  13. I'm a big fan of the comic book too and wasn't comparing the TV show to the comic, just to the two allegedly live action movies. My opinion still stands too -- I'll take the Lou Ferrigno Hulk over the two bland computer generated versions of the Hulk anyday.

    -- Nick

  14. Hey Nick!

    Thanks for the comment too. I think that's how we both see things. And no one should forget that the TV series was enormously successful too: it won multiple awards and lasted four seasons.

    So it's not exactly true that people don't like the TV series and did like the movies. The TV series was (and is) beloved by many. many people...including those who hand out Emmy Awards.

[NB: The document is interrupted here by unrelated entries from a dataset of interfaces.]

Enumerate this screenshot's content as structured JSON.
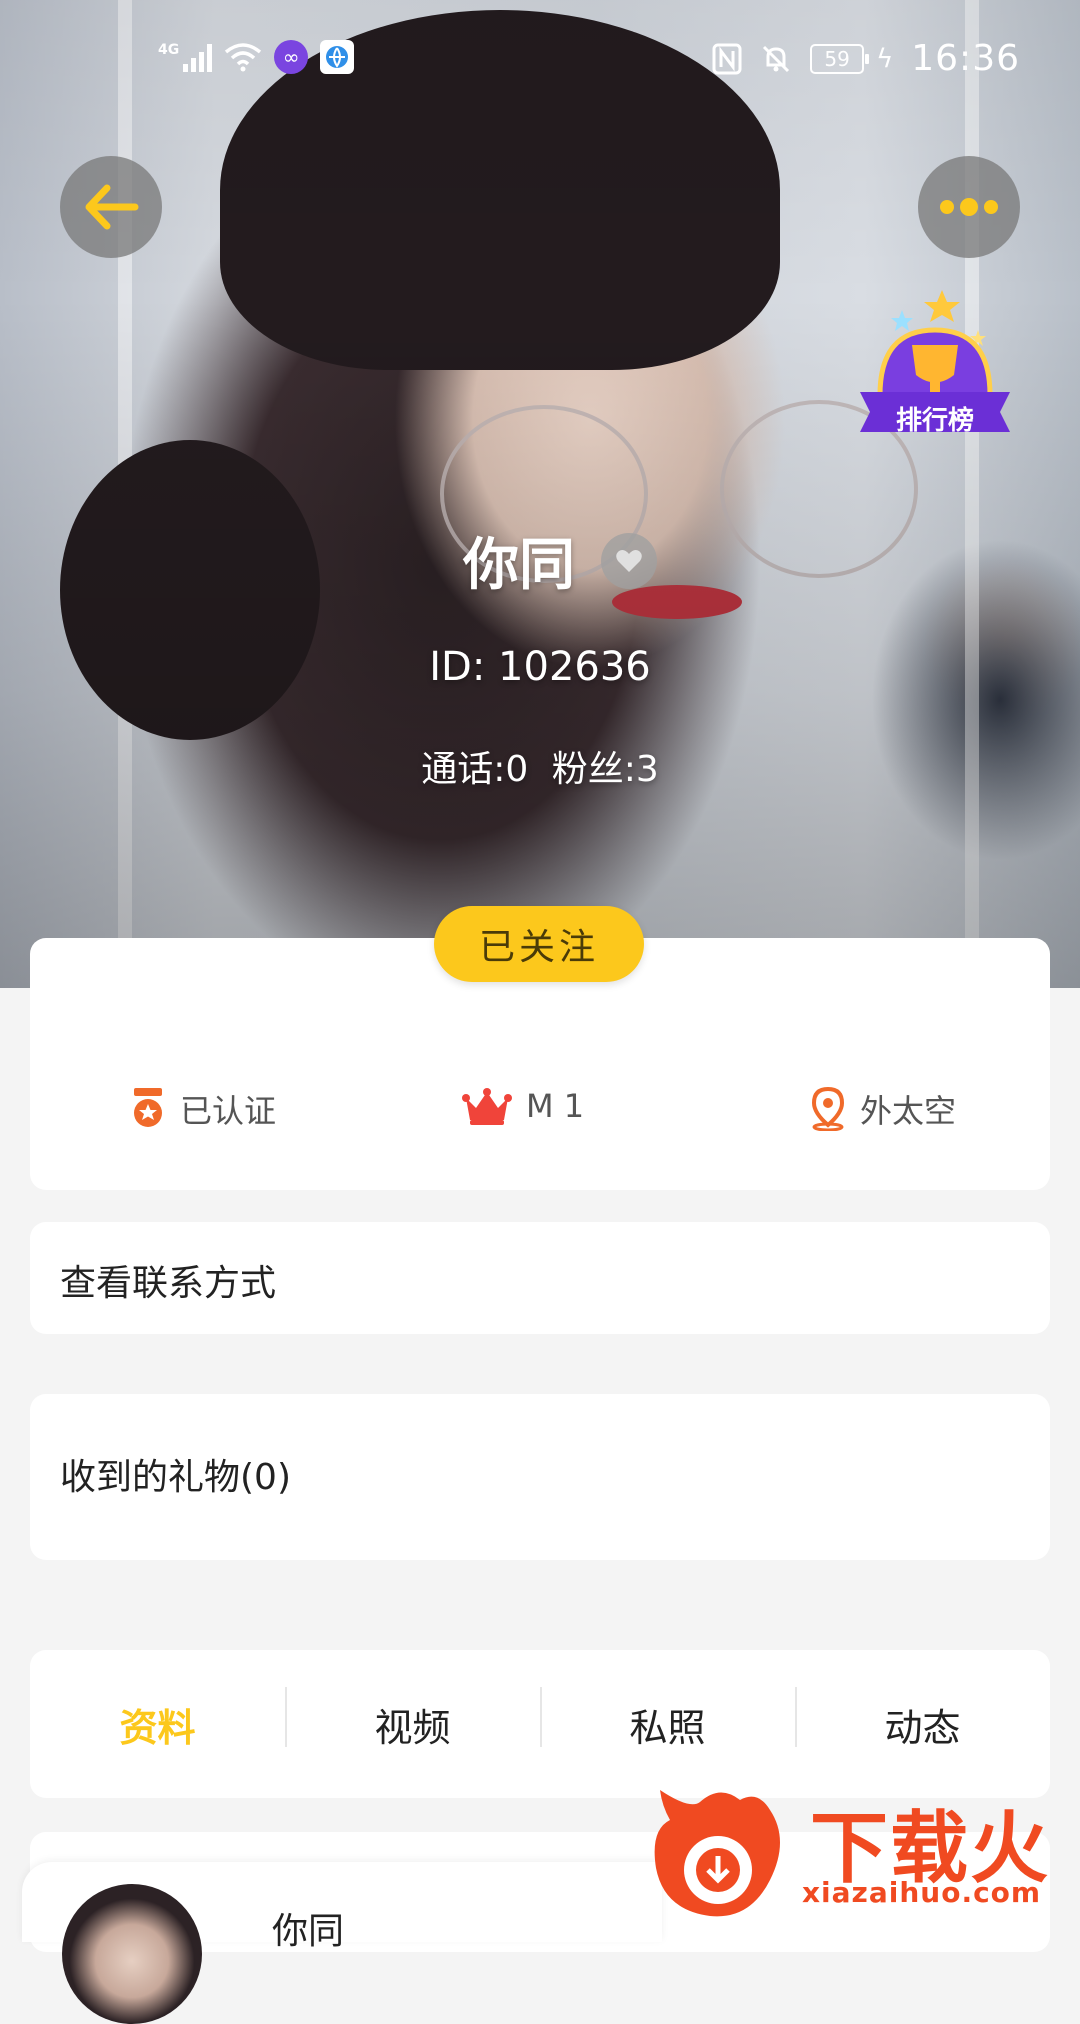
{
  "status_bar": {
    "network": "4G",
    "battery": "59",
    "time": "16:36"
  },
  "profile": {
    "name": "你同",
    "id_text": "ID: 102636",
    "calls_text": "通话:0",
    "fans_text": "粉丝:3",
    "rank_badge_label": "排行榜"
  },
  "follow_button": {
    "label": "已关注"
  },
  "tags": {
    "verified": "已认证",
    "level": "M 1",
    "location": "外太空"
  },
  "contact": {
    "label": "查看联系方式"
  },
  "gifts": {
    "label": "收到的礼物(0)"
  },
  "tabs": [
    {
      "label": "资料",
      "active": true
    },
    {
      "label": "视频",
      "active": false
    },
    {
      "label": "私照",
      "active": false
    },
    {
      "label": "动态",
      "active": false
    }
  ],
  "bottom_preview": {
    "name": "你同"
  },
  "watermark": {
    "text": "下载火",
    "url": "xiazaihuo.com"
  },
  "colors": {
    "accent": "#fcc81c",
    "tag_orange": "#f06a2a",
    "crown_red": "#f0443a",
    "badge_purple": "#6b3fd6"
  },
  "icons": [
    "back-arrow-icon",
    "more-dots-icon",
    "trophy-icon",
    "heart-icon",
    "medal-icon",
    "crown-icon",
    "location-pin-icon"
  ]
}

  15. John,

    What a terrific review. It's scary how much we think alike.

    The human element to this series made it something special.

    I've actually done a rough work up on the Pilot and will be presenting it soon. I just need to put the finishing touches on it.

    Your flashback is excellent and insightful as always. I love the image of Hulk and Banner in the desert. It's that kind of visual poetry that truly set the Hulk apart from so many superhero series. It's a very, as you put it, "literate and resourceful" work from Johnson.

    As you point out, I also loved those basic human themes found in the Hulk- control, facing adversity, loneliness. It's all well-executed on an emotional level.

    I think your points about the series flaws are completely valid and fair. Glad you mentioned them, but getting past those elements it's the cerebral, human scenes that always won me over as they did you.

    It was a terribly emotional and somber series at times. It definitely pulled this child in to watch based on those factors alone. Not sure why?

    Also, it's clear from your analysis that this is NOT the comic book and that you are familiar with the comic book mythology, but that this series taps into a "human drama" that is mesmerizing. Anyway, terrific!